Your female members need and deserve the coverage that life insurance can deliver. Develop a deeper, more nuanced relationship that allows you to understand, connect with, and serve them better. You can access more data and insights from the CUNA Mutual What Matters Now study here.

[1] LIMRA Insurance Brief: U.S. Women 2022

[2] U.S. Census Bureau, Population Division, Demographic Analysis Total U.S. Resident Population by Age, Sex, and Series, December 2020 as cited by LIMRA 2022 Barometer Study

[3] CUNA Mutual Group, 2022 What Matters Now Research Report, conducted in partnership with Ipsos and The Collage Group.

[4] LIMRA 2022 Insurance Barometer Study

[5] Goodman, Laurie et al, “More Women Have Become Homeowners and Heads of Household. Could the Pandemic Undo That Progress?” March 16, 2021, Urban Institute


Disclaimer: The views expressed here are those of the author and do not necessarily represent the views of TruStage or CUNA Mutual Group.

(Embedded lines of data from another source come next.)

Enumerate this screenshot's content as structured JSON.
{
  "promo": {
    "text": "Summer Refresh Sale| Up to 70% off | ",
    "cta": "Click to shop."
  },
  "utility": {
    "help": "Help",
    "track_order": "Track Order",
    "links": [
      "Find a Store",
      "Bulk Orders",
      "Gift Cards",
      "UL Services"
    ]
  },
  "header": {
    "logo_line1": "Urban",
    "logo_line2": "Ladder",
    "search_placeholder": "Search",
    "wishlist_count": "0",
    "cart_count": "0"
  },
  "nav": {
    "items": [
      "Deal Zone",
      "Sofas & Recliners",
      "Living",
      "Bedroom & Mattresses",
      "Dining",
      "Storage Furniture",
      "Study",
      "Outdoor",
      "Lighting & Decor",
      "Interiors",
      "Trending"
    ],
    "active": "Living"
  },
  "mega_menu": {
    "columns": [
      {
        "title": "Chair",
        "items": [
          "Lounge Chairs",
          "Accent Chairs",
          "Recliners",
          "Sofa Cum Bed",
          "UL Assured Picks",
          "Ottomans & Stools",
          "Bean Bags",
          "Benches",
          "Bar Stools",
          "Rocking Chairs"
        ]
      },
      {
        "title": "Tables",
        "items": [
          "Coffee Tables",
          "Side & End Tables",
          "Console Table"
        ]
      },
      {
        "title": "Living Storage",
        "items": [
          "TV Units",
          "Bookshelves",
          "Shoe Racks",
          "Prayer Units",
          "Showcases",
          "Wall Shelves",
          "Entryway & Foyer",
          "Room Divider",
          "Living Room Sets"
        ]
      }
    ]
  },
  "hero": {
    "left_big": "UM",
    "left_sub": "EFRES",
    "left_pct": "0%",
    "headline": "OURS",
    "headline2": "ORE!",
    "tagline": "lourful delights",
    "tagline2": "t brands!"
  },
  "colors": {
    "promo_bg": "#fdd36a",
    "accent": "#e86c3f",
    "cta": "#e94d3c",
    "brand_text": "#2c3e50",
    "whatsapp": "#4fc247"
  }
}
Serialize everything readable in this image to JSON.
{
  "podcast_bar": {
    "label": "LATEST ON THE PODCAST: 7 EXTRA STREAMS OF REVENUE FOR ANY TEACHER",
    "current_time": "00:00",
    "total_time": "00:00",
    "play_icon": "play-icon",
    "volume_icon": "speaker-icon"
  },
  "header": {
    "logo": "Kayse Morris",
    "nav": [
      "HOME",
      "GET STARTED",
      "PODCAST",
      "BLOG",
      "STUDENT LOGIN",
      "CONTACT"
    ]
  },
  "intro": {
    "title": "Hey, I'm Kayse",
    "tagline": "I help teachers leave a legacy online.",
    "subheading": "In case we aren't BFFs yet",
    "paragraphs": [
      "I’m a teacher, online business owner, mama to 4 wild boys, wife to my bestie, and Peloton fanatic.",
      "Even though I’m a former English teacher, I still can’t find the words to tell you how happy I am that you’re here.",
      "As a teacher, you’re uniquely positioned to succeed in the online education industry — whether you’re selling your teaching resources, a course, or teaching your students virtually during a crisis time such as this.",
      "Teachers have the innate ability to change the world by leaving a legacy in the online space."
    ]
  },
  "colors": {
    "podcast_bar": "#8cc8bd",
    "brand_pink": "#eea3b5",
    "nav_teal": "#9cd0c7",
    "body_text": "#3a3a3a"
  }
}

TruStage® Life Insurance is made available through TruStage Insurance Agency, LLC and issued by CMFG Life Insurance Company. The insurance offered is not a deposit, and is not federally insured, sold or guaranteed by your credit union. Product and features may vary and not be available in all states. Corporate Headquarters 5910 Mineral Point Road, Madison, WI 53705.

GEN-4903928.1-0822-0924  © CUNA Mutual Group

About the Author